**Task goal:** Retype the entries in full.

[Stored dataset items]
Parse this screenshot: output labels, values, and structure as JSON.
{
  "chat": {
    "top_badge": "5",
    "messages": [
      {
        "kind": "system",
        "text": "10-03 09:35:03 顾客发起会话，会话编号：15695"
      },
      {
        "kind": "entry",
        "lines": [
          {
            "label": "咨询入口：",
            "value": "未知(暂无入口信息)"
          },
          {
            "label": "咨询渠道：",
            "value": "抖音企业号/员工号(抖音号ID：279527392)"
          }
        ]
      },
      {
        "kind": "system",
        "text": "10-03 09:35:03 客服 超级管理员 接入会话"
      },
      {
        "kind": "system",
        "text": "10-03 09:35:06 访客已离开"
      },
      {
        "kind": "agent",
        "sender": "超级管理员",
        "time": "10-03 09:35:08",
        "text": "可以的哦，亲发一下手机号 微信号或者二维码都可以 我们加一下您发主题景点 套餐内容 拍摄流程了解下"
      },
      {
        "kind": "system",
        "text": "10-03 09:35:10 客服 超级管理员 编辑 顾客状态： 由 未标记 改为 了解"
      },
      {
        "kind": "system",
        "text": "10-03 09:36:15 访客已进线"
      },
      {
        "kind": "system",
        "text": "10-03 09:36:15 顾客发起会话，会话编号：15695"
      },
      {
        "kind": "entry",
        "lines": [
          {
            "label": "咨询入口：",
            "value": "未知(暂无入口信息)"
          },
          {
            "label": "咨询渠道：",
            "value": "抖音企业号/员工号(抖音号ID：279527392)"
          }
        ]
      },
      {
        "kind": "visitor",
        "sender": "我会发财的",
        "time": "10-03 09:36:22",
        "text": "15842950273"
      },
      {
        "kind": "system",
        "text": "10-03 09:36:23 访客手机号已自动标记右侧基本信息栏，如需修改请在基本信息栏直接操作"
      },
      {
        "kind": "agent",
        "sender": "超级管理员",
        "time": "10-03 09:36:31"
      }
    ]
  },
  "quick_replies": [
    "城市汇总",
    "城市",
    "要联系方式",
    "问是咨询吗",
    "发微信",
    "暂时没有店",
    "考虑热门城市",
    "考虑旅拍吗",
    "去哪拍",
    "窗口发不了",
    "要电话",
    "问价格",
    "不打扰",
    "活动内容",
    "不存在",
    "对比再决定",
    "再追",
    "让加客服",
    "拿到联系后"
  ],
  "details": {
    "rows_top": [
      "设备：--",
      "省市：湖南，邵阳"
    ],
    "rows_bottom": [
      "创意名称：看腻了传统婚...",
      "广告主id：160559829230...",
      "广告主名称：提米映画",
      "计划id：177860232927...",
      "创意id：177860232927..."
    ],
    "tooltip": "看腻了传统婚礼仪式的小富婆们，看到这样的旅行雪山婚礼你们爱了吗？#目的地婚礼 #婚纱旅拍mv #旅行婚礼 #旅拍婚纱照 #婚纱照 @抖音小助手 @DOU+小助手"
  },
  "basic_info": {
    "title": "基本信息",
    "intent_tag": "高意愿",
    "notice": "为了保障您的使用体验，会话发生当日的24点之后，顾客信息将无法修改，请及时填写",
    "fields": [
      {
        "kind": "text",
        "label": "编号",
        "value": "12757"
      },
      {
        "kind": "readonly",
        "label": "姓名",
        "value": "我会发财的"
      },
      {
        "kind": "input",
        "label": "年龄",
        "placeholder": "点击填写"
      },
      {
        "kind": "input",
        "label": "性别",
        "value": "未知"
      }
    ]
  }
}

**Solution below:**
Parse this screenshot: output labels, values, and structure as JSON.
{
  "chat": {
    "top_badge": "5",
    "messages": [
      {
        "kind": "system",
        "text": "10-03 09:35:03 顾客发起会话，会话编号：15695"
      },
      {
        "kind": "entry",
        "lines": [
          {
            "label": "咨询入口：",
            "value": "未知(暂无入口信息)"
          },
          {
            "label": "咨询渠道：",
            "value": "抖音企业号/员工号(抖音号ID：279527392)"
          }
        ]
      },
      {
        "kind": "system",
        "text": "10-03 09:35:03 客服 超级管理员 接入会话"
      },
      {
        "kind": "system",
        "text": "10-03 09:35:06 访客已离开"
      },
      {
        "kind": "agent",
        "sender": "超级管理员",
        "time": "10-03 09:35:08",
        "text": "可以的哦，亲发一下手机号 微信号或者二维码都可以 我们加一下您发主题景点 套餐内容 拍摄流程了解下"
      },
      {
        "kind": "system",
        "text": "10-03 09:35:10 客服 超级管理员 编辑 顾客状态： 由 未标记 改为 了解"
      },
      {
        "kind": "system",
        "text": "10-03 09:36:15 访客已进线"
      },
      {
        "kind": "system",
        "text": "10-03 09:36:15 顾客发起会话，会话编号：15695"
      },
      {
        "kind": "entry",
        "lines": [
          {
            "label": "咨询入口：",
            "value": "未知(暂无入口信息)"
          },
          {
            "label": "咨询渠道：",
            "value": "抖音企业号/员工号(抖音号ID：279527392)"
          }
        ]
      },
      {
        "kind": "visitor",
        "sender": "我会发财的",
        "time": "10-03 09:36:22",
        "text": "15842950273"
      },
      {
        "kind": "system",
        "text": "10-03 09:36:23 访客手机号已自动标记右侧基本信息栏，如需修改请在基本信息栏直接操作"
      },
      {
        "kind": "agent",
        "sender": "超级管理员",
        "time": "10-03 09:36:31"
      }
    ]
  },
  "quick_replies": [
    "城市汇总",
    "城市",
    "要联系方式",
    "问是咨询吗",
    "发微信",
    "暂时没有店",
    "考虑热门城市",
    "考虑旅拍吗",
    "去哪拍",
    "窗口发不了",
    "要电话",
    "问价格",
    "不打扰",
    "活动内容",
    "不存在",
    "对比再决定",
    "再追",
    "让加客服",
    "拿到联系后"
  ],
  "details": {
    "rows_top": [
      "设备：--",
      "省市：湖南，邵阳"
    ],
    "rows_bottom": [
      "创意名称：看腻了传统婚...",
      "广告主id：160559829230...",
      "广告主名称：提米映画",
      "计划id：177860232927...",
      "创意id：177860232927..."
    ],
    "tooltip": "看腻了传统婚礼仪式的小富婆们，看到这样的旅行雪山婚礼你们爱了吗？#目的地婚礼 #婚纱旅拍mv #旅行婚礼 #旅拍婚纱照 #婚纱照 @抖音小助手 @DOU+小助手"
  },
  "basic_info": {
    "title": "基本信息",
    "intent_tag": "高意愿",
    "notice": "为了保障您的使用体验，会话发生当日的24点之后，顾客信息将无法修改，请及时填写",
    "fields": [
      {
        "kind": "text",
        "label": "编号",
        "value": "12757"
      },
      {
        "kind": "readonly",
        "label": "姓名",
        "value": "我会发财的"
      },
      {
        "kind": "input",
        "label": "年龄",
        "placeholder": "点击填写"
      },
      {
        "kind": "input",
        "label": "性别",
        "value": "未知"
      }
    ]
  }
}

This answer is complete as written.